How does classroom practice change as a result of Birth-Third work? How do children, teachers, and leaders experience these changes? Having summarized the strategies of the first five Birth-Third Alignment Partnerships in Massachusetts (Boston, Lowell, Pittsfield, Somerville, and Springfield), I am now posting an occasional series of articles describing the on-the-ground experience of implementing these strategies. I began these profiles of direct service by describing teacher professional development in Lowell’s Communities of Practice for family child care and center-based preschool teachers. Future posts will cover home visits in Pittsfield and literacy coaching in Somerville. This week I begin a series of three posts that examine the experience of implementing a new preschool curriculum from the vantage point of two teachers and the program director at the East Boston YMCA.

For this series I’m trying out a new blogging platform called Medium.
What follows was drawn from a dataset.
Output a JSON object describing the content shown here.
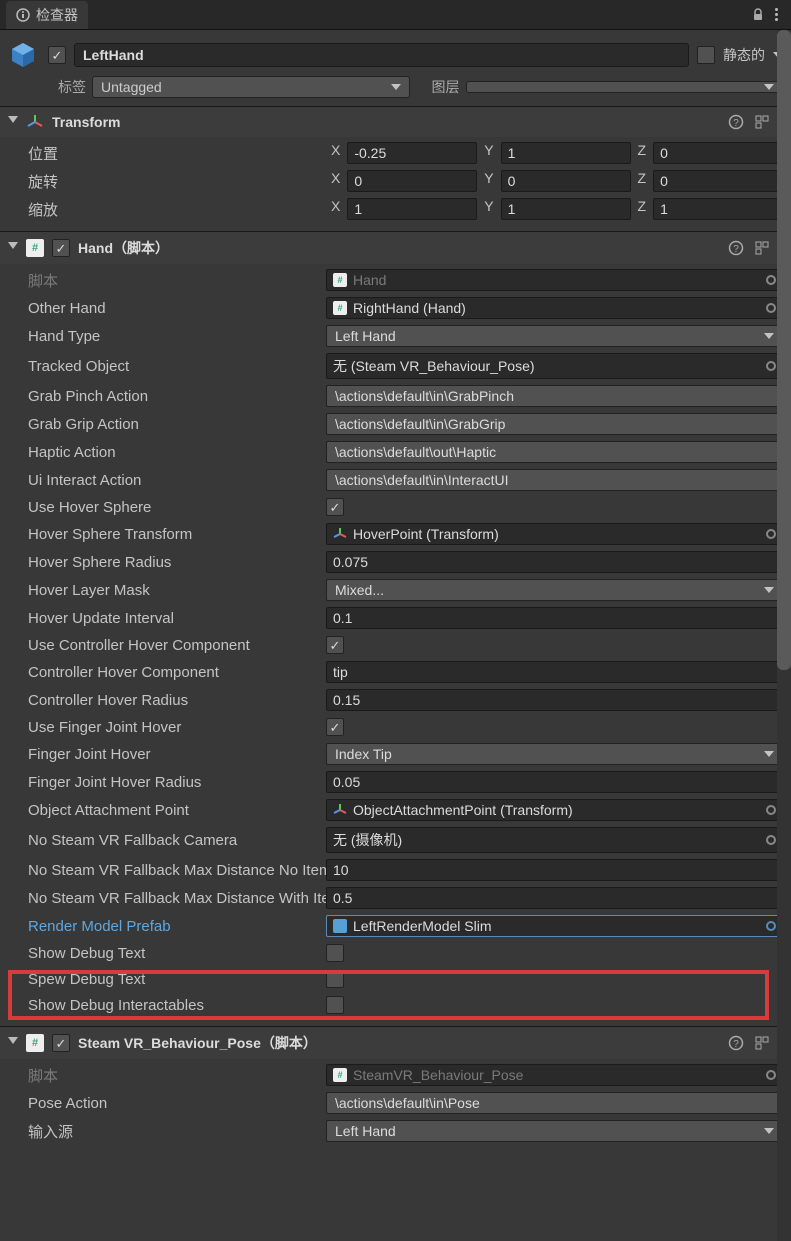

When you click on the link below, a new tab will open in Medium with the first post on the East Boston YMCA. Medium provides an attractive environment for article-length posts and photos. The type is clean and big, and it’s a distraction-free place to read. There are no sidebars with links inviting you to go somewhere else. Medium also has improved notes and commenting capabilities. Click on the discreet numbers to the right of paragraphs for notes from me (like footnotes) or from other readers. You do not have to sign in to read posts, but if you sign in using your Twitter or Facebook account, you can comment on paragraphs or even sentences or words. Nothing will be posted to your account unless you want it posted. Click the plus sign (+) to the right of a paragraph (or highlight text and click the plus sign) to add comments.

I welcome your comments on the posts, and let me know what you think of Medium via comment or email.

Here is the first post:

Teaching a New Curriculum in East Boston